*Task instructions*
In the data below, find every line with the string "tours" and pull it out.

*Task inputs*
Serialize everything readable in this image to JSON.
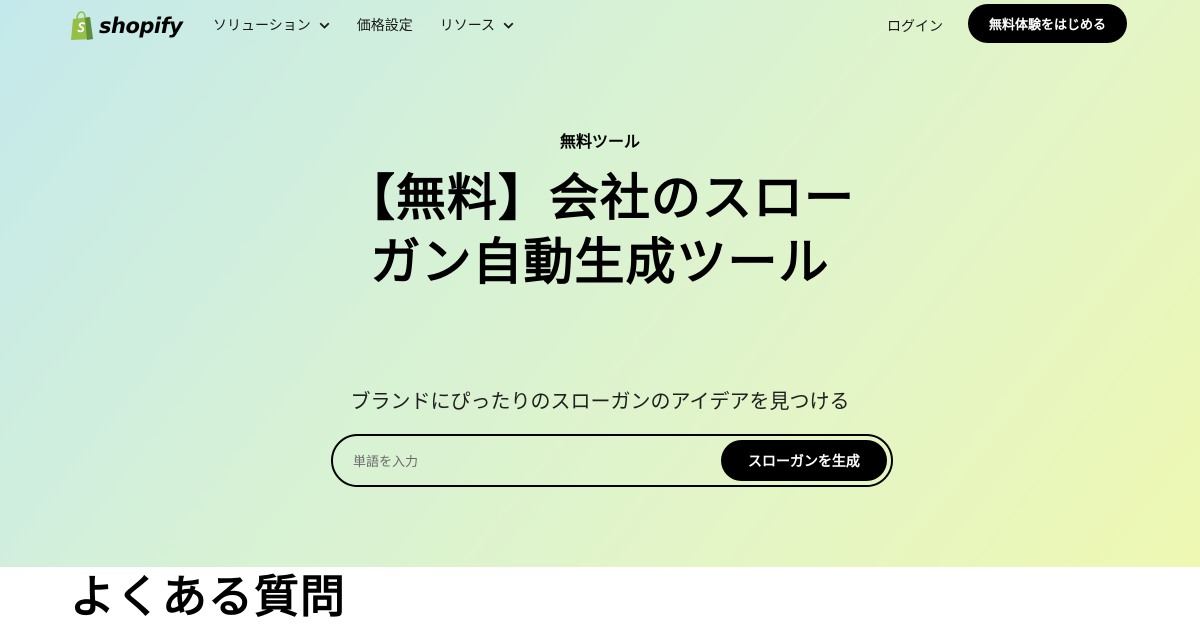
{
  "header": {
    "logo_text": "shopify",
    "nav": [
      {
        "label": "ソリューション",
        "icon": "chevron-down-icon"
      },
      {
        "label": "価格設定"
      },
      {
        "label": "リソース",
        "icon": "chevron-down-icon"
      }
    ],
    "login_label": "ログイン",
    "cta_label": "無料体験をはじめる"
  },
  "hero": {
    "eyebrow": "無料ツール",
    "title": "【無料】会社のスローガン自動生成ツール",
    "subtitle": "ブランドにぴったりのスローガンのアイデアを見つける",
    "search": {
      "placeholder": "単語を入力",
      "value": "",
      "button_label": "スローガンを生成"
    }
  },
  "faq": {
    "heading": "よくある質問"
  },
  "colors": {
    "brand_green": "#95bf47",
    "brand_dark_green": "#5e8e3e",
    "button_bg": "#000000",
    "hero_gradient": [
      "#c4e9ec",
      "#d6f1d6",
      "#e4f5c6",
      "#eef8b2"
    ]
  }
}
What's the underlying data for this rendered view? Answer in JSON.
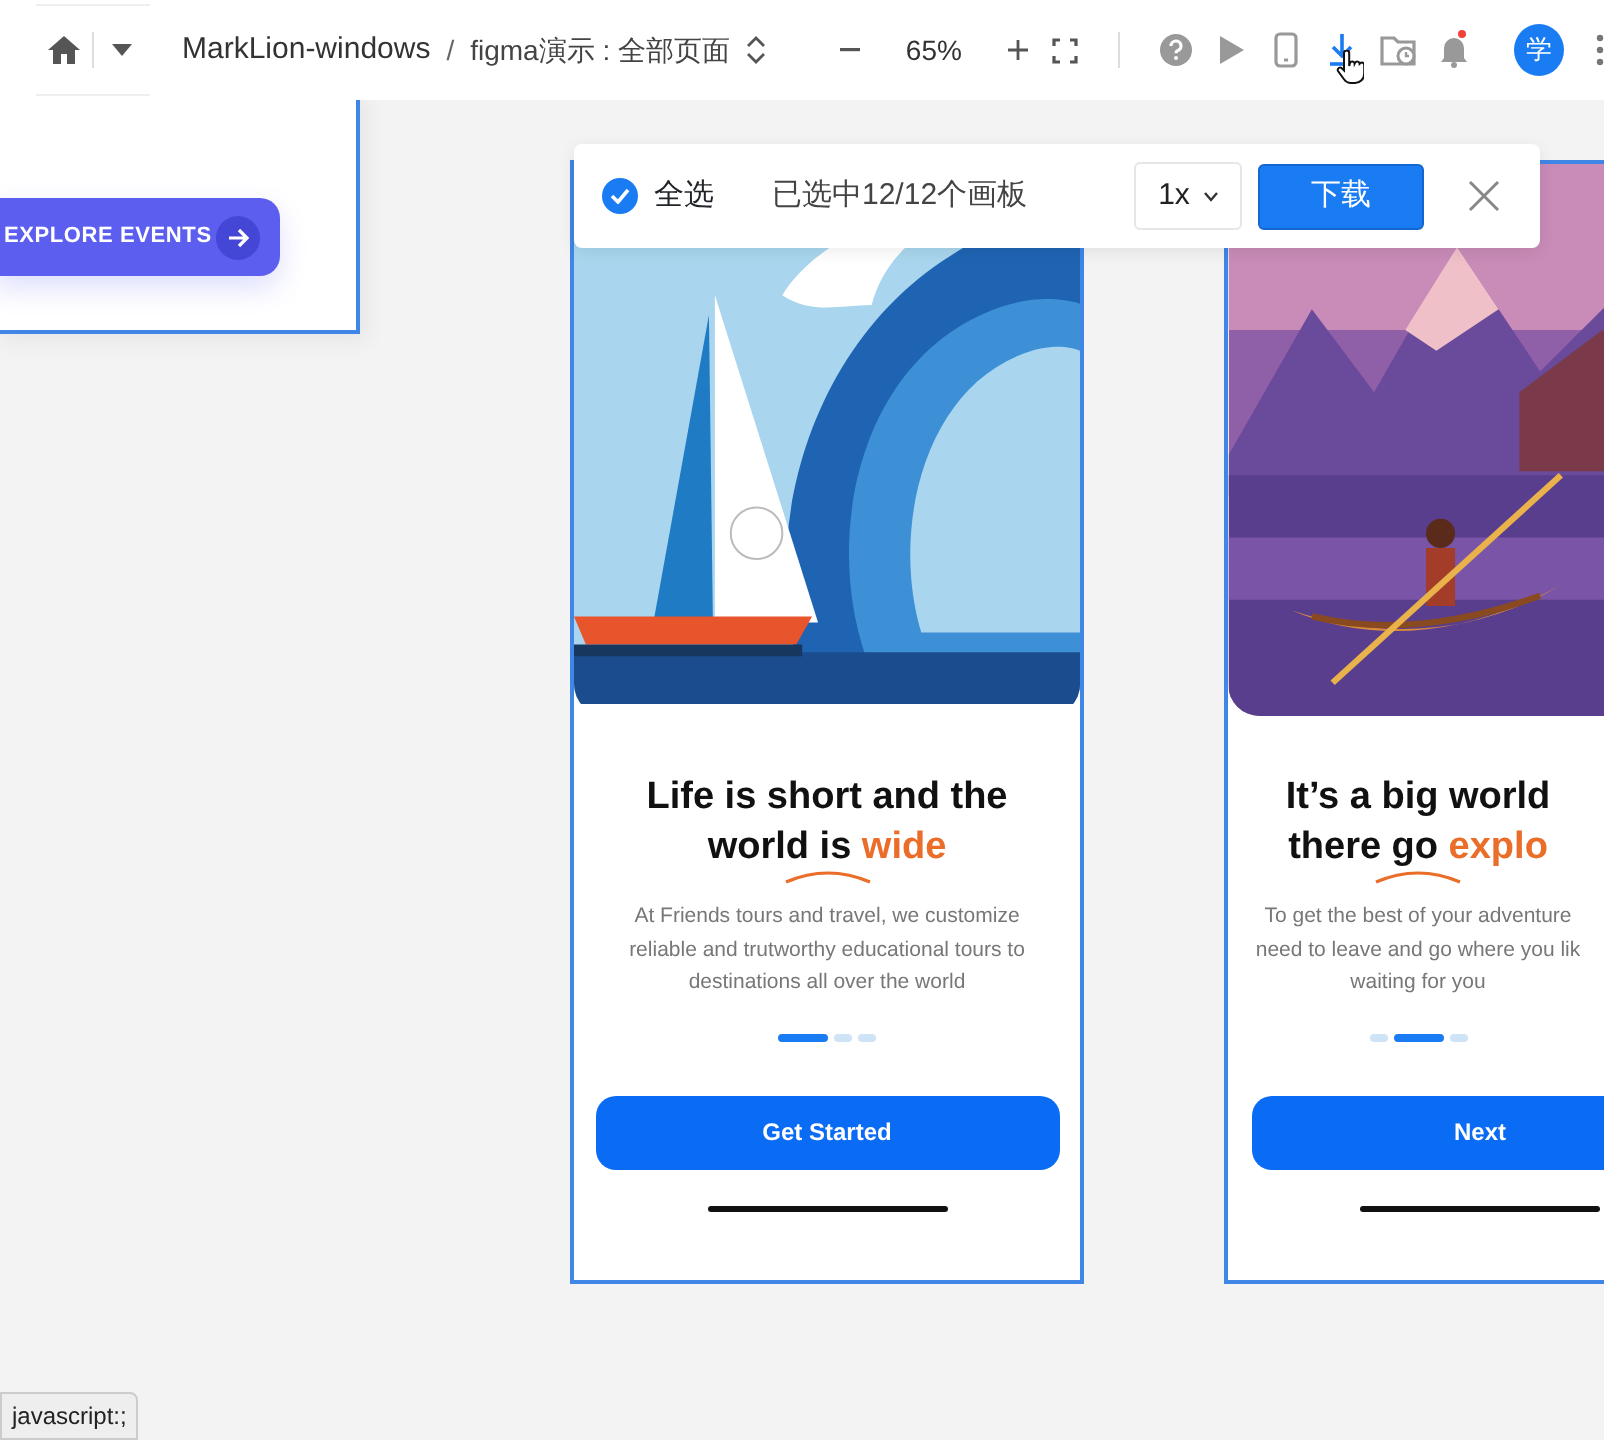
{
  "toolbar": {
    "project": "MarkLion-windows",
    "separator": "/",
    "page": "figma演示 : 全部页面",
    "zoom": "65%",
    "avatar": "学",
    "tools": [
      {
        "kind": "help",
        "selected": false
      },
      {
        "kind": "play",
        "selected": false
      },
      {
        "kind": "phone",
        "selected": false
      },
      {
        "kind": "download",
        "selected": true
      },
      {
        "kind": "folder",
        "selected": false
      },
      {
        "kind": "bell",
        "selected": false,
        "notification": true
      }
    ]
  },
  "download_panel": {
    "select_all": {
      "label": "全选",
      "checked": true
    },
    "status": "已选中12/12个画板",
    "scale": "1x",
    "download_button": "下载"
  },
  "artboards": [
    {
      "kind": "partial",
      "button": "EXPLORE EVENTS"
    },
    {
      "kind": "onboard",
      "title": [
        "Life is short and the",
        "world is **wide**"
      ],
      "body": [
        "At Friends tours and travel, we customize",
        "reliable and trutworthy educational tours to",
        "destinations all over the world"
      ],
      "dots": [
        {
          "selected": true
        },
        {
          "selected": false
        },
        {
          "selected": false
        }
      ],
      "button": "Get Started"
    },
    {
      "kind": "onboard",
      "title": [
        "It’s a big world",
        "there go **explo**"
      ],
      "body": [
        "To get the best of your adventure",
        "need to leave and go where you lik",
        "waiting for you"
      ],
      "dots": [
        {
          "selected": false
        },
        {
          "selected": true
        },
        {
          "selected": false
        }
      ],
      "button": "Next"
    }
  ],
  "status_tip": "javascript:;"
}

*Exercise answer*
        "At Friends tours and travel, we customize",
        "reliable and trutworthy educational tours to",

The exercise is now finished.